  • A faster path to seniority: Due to the smaller teams and flatter structure, it can be easier to escalate and access new opportunities within a boutique bank. That being said, opportunities for advancement always depend on opportunities being available, so keep in mind that escalation within any bank isn’t always inevitable.
  • Specialisation: While working at a boutique will allow you to have a little taste of lots of parts of the business, boutiques will often focus on a particular function, industry or geographic area. This will allow you heaps of exposure to this part of the banking world, effectively making you an expert!

Challenges working in a boutique:

  • Salary: If making the big bucks is the number one driver for you, then working for a boutique might not be as appealing as working for a bulge-bracket. It’s said that, generally, boutiques will pay a bit less, however, it may be easier to argue for a pay rise in a boutique and given the teams are smaller, any bonuses tend to go further!
  • Less access: While you can get specialised knowledge working for a boutique, you won’t get the wide range of access to clients or networks. This could have an impact on exit opportunities and next steps after working at a boutique, and so is important to keep in mind.
  • Less global opportunities: More often than not, boutique banks won’t have offices scattered around the world. Practically, this means it might be trickier to take an investment banking job overseas.
  • You’ll be the jack of all trades: We know boutiques are smaller but practically this can mean the bank has less staff dedicated to administration and operations. As a consequence, you might sometimes find yourself making coffee for a client or fixing the paper jam when working at a boutique firm…

Location, location, location - the other big thing to think about

The other big thing to consider when choosing which banks to apply to is where you actually want to live! Are you dreaming of drinking champagne by the Sydney Harbour? Surfing lessons on Perth’s golden beaches? Or eating your way through Melbourne’s cafes?

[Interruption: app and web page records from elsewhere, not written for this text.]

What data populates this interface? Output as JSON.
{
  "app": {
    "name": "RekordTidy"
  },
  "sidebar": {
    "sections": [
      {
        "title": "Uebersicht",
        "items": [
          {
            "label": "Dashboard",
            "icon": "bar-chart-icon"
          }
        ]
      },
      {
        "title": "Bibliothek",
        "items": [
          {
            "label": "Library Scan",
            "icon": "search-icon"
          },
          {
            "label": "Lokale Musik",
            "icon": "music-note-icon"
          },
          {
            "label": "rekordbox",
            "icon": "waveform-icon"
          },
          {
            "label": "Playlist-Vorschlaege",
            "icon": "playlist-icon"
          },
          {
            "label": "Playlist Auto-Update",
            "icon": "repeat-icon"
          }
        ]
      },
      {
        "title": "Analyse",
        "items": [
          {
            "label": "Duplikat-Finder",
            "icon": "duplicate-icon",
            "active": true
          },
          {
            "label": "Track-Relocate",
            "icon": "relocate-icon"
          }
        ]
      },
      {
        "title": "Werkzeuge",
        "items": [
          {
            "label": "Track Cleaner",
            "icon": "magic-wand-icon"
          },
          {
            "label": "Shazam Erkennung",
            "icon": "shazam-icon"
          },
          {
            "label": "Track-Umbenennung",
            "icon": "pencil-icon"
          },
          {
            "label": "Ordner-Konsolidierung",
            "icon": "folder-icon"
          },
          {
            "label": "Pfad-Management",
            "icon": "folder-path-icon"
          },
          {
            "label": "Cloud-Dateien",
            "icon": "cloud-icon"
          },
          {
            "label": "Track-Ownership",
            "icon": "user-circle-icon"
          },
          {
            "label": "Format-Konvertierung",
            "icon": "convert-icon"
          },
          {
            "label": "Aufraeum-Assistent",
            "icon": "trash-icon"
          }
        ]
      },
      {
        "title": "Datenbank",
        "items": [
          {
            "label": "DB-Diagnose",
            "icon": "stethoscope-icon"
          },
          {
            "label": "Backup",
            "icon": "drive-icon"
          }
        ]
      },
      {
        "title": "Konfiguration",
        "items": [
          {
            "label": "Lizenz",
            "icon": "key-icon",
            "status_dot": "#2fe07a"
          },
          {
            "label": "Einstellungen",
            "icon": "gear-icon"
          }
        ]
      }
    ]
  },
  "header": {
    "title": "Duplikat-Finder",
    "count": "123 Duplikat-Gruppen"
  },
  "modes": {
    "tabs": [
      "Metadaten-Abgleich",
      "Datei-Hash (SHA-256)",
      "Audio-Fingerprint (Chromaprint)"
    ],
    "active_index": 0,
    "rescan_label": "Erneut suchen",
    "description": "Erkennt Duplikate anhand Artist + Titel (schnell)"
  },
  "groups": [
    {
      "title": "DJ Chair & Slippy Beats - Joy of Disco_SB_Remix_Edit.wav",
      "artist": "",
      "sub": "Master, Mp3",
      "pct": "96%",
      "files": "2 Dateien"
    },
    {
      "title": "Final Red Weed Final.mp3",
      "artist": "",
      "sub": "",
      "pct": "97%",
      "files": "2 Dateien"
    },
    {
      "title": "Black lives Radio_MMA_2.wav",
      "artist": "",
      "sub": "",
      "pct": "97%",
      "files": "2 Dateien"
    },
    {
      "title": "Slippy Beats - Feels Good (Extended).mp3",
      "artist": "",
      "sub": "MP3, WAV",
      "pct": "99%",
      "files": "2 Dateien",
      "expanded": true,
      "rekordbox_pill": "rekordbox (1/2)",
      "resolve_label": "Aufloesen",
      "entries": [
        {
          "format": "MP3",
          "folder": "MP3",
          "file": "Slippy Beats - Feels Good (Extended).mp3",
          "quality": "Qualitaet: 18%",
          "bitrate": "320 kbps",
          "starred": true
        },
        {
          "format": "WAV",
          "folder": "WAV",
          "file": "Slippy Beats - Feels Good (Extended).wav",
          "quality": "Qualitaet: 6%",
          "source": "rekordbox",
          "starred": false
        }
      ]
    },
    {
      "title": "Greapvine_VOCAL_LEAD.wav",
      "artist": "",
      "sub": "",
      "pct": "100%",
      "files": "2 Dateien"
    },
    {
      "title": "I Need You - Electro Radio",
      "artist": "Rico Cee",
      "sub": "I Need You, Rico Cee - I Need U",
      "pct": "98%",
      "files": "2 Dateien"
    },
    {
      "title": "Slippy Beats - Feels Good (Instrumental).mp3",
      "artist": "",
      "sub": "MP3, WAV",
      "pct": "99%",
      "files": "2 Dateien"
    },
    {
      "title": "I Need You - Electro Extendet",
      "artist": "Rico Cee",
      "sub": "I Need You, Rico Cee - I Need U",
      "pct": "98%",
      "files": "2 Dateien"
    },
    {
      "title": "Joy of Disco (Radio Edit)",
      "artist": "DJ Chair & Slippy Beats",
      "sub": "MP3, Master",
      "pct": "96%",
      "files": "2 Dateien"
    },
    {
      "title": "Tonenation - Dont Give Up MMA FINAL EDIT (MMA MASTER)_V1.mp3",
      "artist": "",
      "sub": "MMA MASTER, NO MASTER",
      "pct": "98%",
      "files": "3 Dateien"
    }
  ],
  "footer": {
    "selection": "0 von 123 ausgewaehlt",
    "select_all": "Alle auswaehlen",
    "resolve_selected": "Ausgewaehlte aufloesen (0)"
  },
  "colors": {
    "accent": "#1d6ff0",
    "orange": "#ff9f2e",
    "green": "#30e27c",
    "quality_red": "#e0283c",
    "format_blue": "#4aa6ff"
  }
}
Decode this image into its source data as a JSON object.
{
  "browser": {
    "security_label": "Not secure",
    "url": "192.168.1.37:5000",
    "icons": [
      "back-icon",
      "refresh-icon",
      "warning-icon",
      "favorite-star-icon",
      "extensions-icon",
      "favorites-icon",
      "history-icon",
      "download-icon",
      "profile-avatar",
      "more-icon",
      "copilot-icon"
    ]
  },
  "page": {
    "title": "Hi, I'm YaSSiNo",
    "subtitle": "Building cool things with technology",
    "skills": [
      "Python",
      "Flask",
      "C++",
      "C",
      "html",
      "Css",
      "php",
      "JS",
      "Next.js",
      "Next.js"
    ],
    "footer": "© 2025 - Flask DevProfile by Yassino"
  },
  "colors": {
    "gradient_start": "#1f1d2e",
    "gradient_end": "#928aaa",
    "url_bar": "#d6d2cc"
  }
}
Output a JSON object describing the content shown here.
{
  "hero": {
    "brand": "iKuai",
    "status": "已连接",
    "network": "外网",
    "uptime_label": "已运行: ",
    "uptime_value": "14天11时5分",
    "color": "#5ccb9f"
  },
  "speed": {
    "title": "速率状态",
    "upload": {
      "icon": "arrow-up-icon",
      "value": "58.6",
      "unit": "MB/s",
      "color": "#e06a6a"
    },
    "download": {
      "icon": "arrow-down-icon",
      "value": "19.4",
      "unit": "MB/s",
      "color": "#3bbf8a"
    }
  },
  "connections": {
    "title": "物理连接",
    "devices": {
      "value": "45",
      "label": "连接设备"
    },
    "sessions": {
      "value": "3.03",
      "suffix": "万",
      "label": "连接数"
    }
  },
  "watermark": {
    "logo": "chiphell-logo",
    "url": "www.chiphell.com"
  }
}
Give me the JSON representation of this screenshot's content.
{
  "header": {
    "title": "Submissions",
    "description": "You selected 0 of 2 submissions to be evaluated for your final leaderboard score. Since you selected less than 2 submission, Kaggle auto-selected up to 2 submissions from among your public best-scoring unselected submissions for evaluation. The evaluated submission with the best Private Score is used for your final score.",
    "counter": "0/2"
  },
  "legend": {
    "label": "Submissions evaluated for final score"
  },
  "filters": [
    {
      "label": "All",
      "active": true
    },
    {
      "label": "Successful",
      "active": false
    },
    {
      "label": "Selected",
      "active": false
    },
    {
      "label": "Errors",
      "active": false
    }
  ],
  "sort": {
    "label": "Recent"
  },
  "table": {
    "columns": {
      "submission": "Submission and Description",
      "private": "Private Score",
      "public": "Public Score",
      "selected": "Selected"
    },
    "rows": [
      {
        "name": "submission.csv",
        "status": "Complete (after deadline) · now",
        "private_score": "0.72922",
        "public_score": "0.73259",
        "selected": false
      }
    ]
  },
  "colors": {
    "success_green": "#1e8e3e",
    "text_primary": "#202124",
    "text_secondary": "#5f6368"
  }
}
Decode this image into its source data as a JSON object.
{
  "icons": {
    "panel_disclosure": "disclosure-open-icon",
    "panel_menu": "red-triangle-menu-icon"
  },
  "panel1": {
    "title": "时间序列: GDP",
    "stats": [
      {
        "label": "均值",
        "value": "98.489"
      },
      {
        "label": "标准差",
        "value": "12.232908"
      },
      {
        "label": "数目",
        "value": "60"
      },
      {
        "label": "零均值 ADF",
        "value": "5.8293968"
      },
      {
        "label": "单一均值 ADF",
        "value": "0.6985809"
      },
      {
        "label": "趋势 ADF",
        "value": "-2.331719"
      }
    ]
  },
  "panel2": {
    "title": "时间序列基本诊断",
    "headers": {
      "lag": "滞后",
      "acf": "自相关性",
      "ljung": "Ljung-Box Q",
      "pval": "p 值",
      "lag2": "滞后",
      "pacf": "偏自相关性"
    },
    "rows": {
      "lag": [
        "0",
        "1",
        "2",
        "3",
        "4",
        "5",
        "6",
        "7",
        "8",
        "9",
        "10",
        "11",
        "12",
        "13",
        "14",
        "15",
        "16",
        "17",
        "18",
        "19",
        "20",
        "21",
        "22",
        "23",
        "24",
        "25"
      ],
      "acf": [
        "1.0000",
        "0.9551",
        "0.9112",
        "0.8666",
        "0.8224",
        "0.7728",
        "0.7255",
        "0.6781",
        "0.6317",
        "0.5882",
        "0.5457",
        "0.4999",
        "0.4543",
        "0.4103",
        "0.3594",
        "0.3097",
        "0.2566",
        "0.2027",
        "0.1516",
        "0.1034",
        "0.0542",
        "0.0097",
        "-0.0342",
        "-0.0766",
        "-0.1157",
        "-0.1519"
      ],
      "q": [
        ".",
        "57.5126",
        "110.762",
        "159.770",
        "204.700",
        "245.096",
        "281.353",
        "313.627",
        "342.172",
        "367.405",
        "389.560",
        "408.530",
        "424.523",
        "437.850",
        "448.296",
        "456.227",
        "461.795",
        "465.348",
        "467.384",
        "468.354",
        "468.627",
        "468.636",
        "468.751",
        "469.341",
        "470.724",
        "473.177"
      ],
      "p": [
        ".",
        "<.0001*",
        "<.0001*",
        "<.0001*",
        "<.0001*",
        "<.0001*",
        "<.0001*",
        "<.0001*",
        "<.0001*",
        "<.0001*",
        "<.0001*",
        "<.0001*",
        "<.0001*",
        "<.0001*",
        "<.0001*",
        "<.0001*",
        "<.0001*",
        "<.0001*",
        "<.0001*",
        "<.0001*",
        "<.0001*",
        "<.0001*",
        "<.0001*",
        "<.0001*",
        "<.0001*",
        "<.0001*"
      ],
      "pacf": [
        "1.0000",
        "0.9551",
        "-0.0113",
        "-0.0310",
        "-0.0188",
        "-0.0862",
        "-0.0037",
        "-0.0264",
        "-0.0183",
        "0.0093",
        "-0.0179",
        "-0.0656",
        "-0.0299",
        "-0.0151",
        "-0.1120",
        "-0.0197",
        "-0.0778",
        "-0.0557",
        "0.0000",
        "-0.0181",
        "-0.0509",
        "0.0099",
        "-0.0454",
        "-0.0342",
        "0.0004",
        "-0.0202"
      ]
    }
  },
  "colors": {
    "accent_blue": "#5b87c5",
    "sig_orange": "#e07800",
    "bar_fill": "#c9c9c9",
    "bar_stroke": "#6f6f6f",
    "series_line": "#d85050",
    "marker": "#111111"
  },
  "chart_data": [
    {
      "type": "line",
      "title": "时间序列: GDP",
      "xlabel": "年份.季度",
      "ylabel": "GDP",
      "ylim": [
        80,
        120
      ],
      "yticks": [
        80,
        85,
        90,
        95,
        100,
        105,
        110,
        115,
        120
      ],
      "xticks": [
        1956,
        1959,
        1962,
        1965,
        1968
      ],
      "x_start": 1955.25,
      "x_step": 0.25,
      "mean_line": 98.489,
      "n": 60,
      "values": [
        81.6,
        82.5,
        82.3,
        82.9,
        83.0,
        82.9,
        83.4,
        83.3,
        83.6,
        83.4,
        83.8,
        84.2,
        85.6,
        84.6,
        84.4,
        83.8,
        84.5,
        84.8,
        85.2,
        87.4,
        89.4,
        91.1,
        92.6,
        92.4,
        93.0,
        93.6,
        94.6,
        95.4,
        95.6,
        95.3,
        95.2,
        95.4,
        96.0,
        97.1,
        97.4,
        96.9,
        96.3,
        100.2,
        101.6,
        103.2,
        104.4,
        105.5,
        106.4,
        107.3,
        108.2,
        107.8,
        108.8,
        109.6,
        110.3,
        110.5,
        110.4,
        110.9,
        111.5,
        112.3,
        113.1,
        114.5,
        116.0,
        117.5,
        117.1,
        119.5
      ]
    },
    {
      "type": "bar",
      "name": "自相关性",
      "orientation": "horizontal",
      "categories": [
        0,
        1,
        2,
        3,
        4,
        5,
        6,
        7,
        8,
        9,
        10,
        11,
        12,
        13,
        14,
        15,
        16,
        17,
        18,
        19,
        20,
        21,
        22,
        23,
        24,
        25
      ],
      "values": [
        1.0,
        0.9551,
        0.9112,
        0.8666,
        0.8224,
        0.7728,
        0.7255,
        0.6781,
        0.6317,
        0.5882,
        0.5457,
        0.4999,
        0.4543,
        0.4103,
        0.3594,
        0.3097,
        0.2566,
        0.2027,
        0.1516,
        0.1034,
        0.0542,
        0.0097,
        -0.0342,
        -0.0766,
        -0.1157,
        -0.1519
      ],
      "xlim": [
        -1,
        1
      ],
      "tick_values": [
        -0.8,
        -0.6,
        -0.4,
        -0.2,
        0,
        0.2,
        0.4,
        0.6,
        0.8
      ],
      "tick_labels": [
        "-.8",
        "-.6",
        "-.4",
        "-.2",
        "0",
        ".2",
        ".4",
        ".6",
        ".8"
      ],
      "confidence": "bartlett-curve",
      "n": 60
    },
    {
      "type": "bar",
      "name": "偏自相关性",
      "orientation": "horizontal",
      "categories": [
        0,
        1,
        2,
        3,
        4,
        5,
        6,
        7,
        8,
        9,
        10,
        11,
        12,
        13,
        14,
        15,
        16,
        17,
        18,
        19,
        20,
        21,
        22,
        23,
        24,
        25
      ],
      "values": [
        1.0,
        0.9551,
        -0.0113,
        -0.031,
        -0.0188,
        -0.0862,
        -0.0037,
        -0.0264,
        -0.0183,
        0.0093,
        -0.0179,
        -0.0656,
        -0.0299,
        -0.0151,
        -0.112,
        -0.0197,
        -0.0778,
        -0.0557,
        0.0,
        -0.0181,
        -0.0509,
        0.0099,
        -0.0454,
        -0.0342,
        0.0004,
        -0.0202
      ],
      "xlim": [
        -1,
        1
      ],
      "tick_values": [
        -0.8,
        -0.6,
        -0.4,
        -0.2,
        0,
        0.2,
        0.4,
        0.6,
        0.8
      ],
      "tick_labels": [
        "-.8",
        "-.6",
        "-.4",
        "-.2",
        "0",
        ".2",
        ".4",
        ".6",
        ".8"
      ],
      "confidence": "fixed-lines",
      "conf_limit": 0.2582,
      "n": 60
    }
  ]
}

The Australian investment banking scene is largely based in Sydney, Melbourne and Perth. The Sydney scene is the biggest, with Melbourne following closely behind, and both cities will have a mixture of options in bulge-brackets and boutiques. The Perth scene is smaller and mostly focuses on the things we know Perth for: mining and resources.

A huge factor when deciding the right bank for you will not only be the type of bank but the part of the country you want to live in. To find out more about living in these cities, click here for Sydney, Melbourne and Perth.